- [Task description]: Once a line is found to contain "name", copy it out of the listing.
··········
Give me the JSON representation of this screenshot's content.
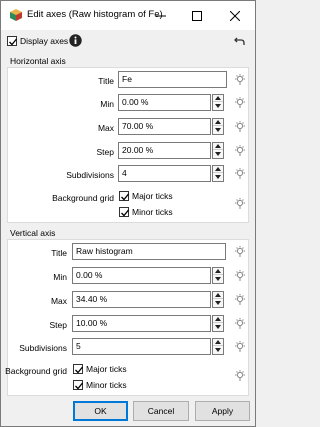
{
  "window": {
    "title": "Edit axes (Raw histogram of Fe)",
    "minimize_glyph": "—",
    "maximize_glyph": "☐",
    "close_glyph": "✕"
  },
  "toolbar": {
    "display_axes_label": "Display axes",
    "display_axes_checked": true
  },
  "horizontal": {
    "group_title": "Horizontal axis",
    "title_label": "Title",
    "title_value": "Fe",
    "min_label": "Min",
    "min_value": "0.00 %",
    "max_label": "Max",
    "max_value": "70.00 %",
    "step_label": "Step",
    "step_value": "20.00 %",
    "subdivisions_label": "Subdivisions",
    "subdivisions_value": "4",
    "grid_label": "Background grid",
    "major_label": "Major ticks",
    "minor_label": "Minor ticks"
  },
  "vertical": {
    "group_title": "Vertical axis",
    "title_label": "Title",
    "title_value": "Raw histogram",
    "min_label": "Min",
    "min_value": "0.00 %",
    "max_label": "Max",
    "max_value": "34.40 %",
    "step_label": "Step",
    "step_value": "10.00 %",
    "subdivisions_label": "Subdivisions",
    "subdivisions_value": "5",
    "grid_label": "Background grid",
    "major_label": "Major ticks",
    "minor_label": "Minor ticks"
  },
  "buttons": {
    "ok": "OK",
    "cancel": "Cancel",
    "apply": "Apply"
  },
  "colors": {
    "accent": "#0078d7",
    "info_icon": "#222222",
    "bulb": "#8a8a8a"
  }
}
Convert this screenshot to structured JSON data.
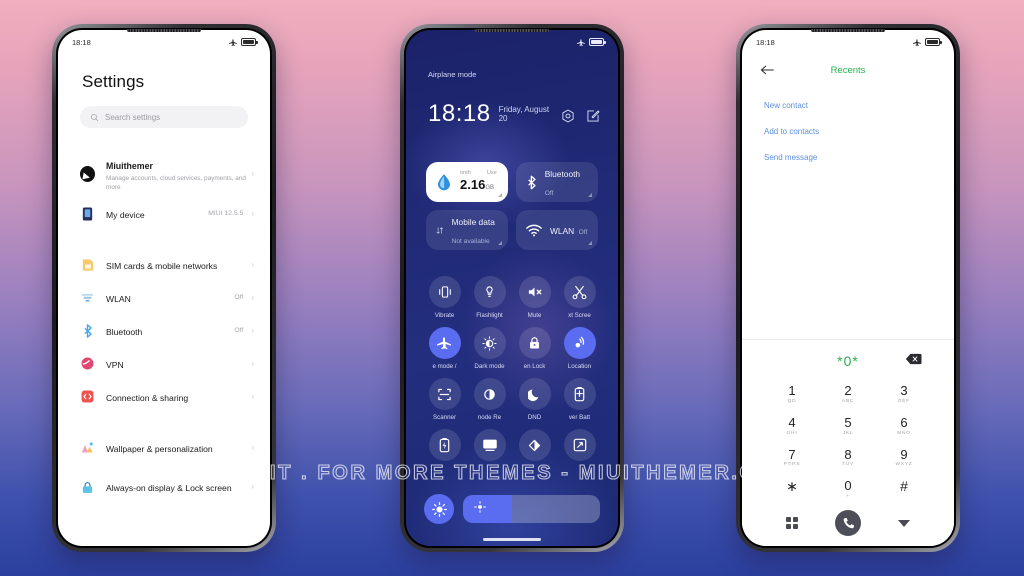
{
  "watermark": "VISIT . FOR  MORE  THEMES  -  MIUITHEMER.COM",
  "colors": {
    "accent_blue": "#5a6cf0",
    "accent_green": "#27b14d",
    "link_blue": "#5b8fe0",
    "cc_background": "#232e7e"
  },
  "phone1": {
    "statusbar": {
      "time": "18:18",
      "airplane_icon": "airplane-icon",
      "battery_icon": "battery-icon"
    },
    "title": "Settings",
    "search": {
      "placeholder": "Search settings",
      "icon": "search-icon"
    },
    "items": [
      {
        "label": "Miuithemer",
        "sub": "Manage accounts, cloud services, payments, and more",
        "value": "",
        "icon": "account-avatar"
      },
      {
        "label": "My device",
        "sub": "",
        "value": "MIUI 12.5.5",
        "icon": "phone-icon"
      },
      {
        "label": "SIM cards & mobile networks",
        "sub": "",
        "value": "",
        "icon": "sim-card-icon"
      },
      {
        "label": "WLAN",
        "sub": "",
        "value": "Off",
        "icon": "wifi-icon"
      },
      {
        "label": "Bluetooth",
        "sub": "",
        "value": "Off",
        "icon": "bluetooth-icon"
      },
      {
        "label": "VPN",
        "sub": "",
        "value": "",
        "icon": "vpn-icon"
      },
      {
        "label": "Connection & sharing",
        "sub": "",
        "value": "",
        "icon": "connection-sharing-icon"
      },
      {
        "label": "Wallpaper & personalization",
        "sub": "",
        "value": "",
        "icon": "wallpaper-icon"
      },
      {
        "label": "Always-on display & Lock screen",
        "sub": "",
        "value": "",
        "icon": "lock-screen-icon"
      }
    ],
    "chevron": "›"
  },
  "phone2": {
    "statusbar": {
      "airplane_label": "Airplane mode",
      "airplane_icon": "airplane-icon",
      "battery_icon": "battery-icon"
    },
    "clock": {
      "time": "18:18",
      "date": "Friday, August 20"
    },
    "header_actions": [
      {
        "name": "settings-gear-icon"
      },
      {
        "name": "edit-icon"
      }
    ],
    "big_tiles": [
      {
        "name": "Data usage",
        "state": "",
        "icon": "data-drop-icon",
        "active": true,
        "head_left": "onth",
        "head_right": "Use",
        "amount": "2.16",
        "unit": "GB"
      },
      {
        "name": "Bluetooth",
        "state": "Off",
        "icon": "bluetooth-icon",
        "active": false
      },
      {
        "name": "Mobile data",
        "state": "Not available",
        "icon": "mobile-data-icon",
        "active": false
      },
      {
        "name": "WLAN",
        "state": "Off",
        "icon": "wifi-icon",
        "active": false
      }
    ],
    "toggles": [
      {
        "label": "Vibrate",
        "icon": "vibrate-icon",
        "on": false
      },
      {
        "label": "Flashlight",
        "icon": "flashlight-icon",
        "on": false
      },
      {
        "label": "Mute",
        "icon": "mute-icon",
        "on": false
      },
      {
        "label": "xt   Scree",
        "icon": "screenshot-icon",
        "on": false
      },
      {
        "label": "e mode   /",
        "icon": "airplane-icon",
        "on": true
      },
      {
        "label": "Dark mode",
        "icon": "dark-mode-icon",
        "on": false
      },
      {
        "label": "en   Lock",
        "icon": "lock-icon",
        "on": false
      },
      {
        "label": "Location",
        "icon": "location-icon",
        "on": true
      },
      {
        "label": "Scanner",
        "icon": "scanner-icon",
        "on": false
      },
      {
        "label": "node   Re",
        "icon": "reading-mode-icon",
        "on": false
      },
      {
        "label": "DND",
        "icon": "dnd-moon-icon",
        "on": false
      },
      {
        "label": "ver   Batt",
        "icon": "battery-saver-icon",
        "on": false
      },
      {
        "label": "",
        "icon": "power-icon",
        "on": false
      },
      {
        "label": "",
        "icon": "cast-icon",
        "on": false
      },
      {
        "label": "",
        "icon": "nfc-icon",
        "on": false
      },
      {
        "label": "",
        "icon": "rotate-icon",
        "on": false
      }
    ],
    "brightness": {
      "button_icon": "sun-icon",
      "slider_icon": "brightness-icon",
      "fill_percent": 36
    }
  },
  "phone3": {
    "statusbar": {
      "time": "18:18",
      "airplane_icon": "airplane-icon",
      "battery_icon": "battery-icon"
    },
    "back_icon": "back-arrow-icon",
    "title": "Recents",
    "links": [
      "New contact",
      "Add to contacts",
      "Send message"
    ],
    "dialed_number": "*0*",
    "backspace_icon": "backspace-icon",
    "keys": [
      {
        "num": "1",
        "sub": "QD"
      },
      {
        "num": "2",
        "sub": "ABC"
      },
      {
        "num": "3",
        "sub": "DEF"
      },
      {
        "num": "4",
        "sub": "GHI"
      },
      {
        "num": "5",
        "sub": "JKL"
      },
      {
        "num": "6",
        "sub": "MNO"
      },
      {
        "num": "7",
        "sub": "PQRS"
      },
      {
        "num": "8",
        "sub": "TUV"
      },
      {
        "num": "9",
        "sub": "WXYZ"
      },
      {
        "num": "∗",
        "sub": ""
      },
      {
        "num": "0",
        "sub": "+"
      },
      {
        "num": "#",
        "sub": ""
      }
    ],
    "bottom_actions": [
      {
        "name": "keypad-grid-icon"
      },
      {
        "name": "call-button"
      },
      {
        "name": "hide-keypad-icon"
      }
    ]
  }
}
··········
- [Written answer]:
        "name": "settings-gear-icon"
        "name": "edit-icon"
        "name": "Data usage",
        "name": "Bluetooth",
        "name": "Mobile data",
        "name": "WLAN",
        "name": "keypad-grid-icon"
        "name": "call-button"
        "name": "hide-keypad-icon"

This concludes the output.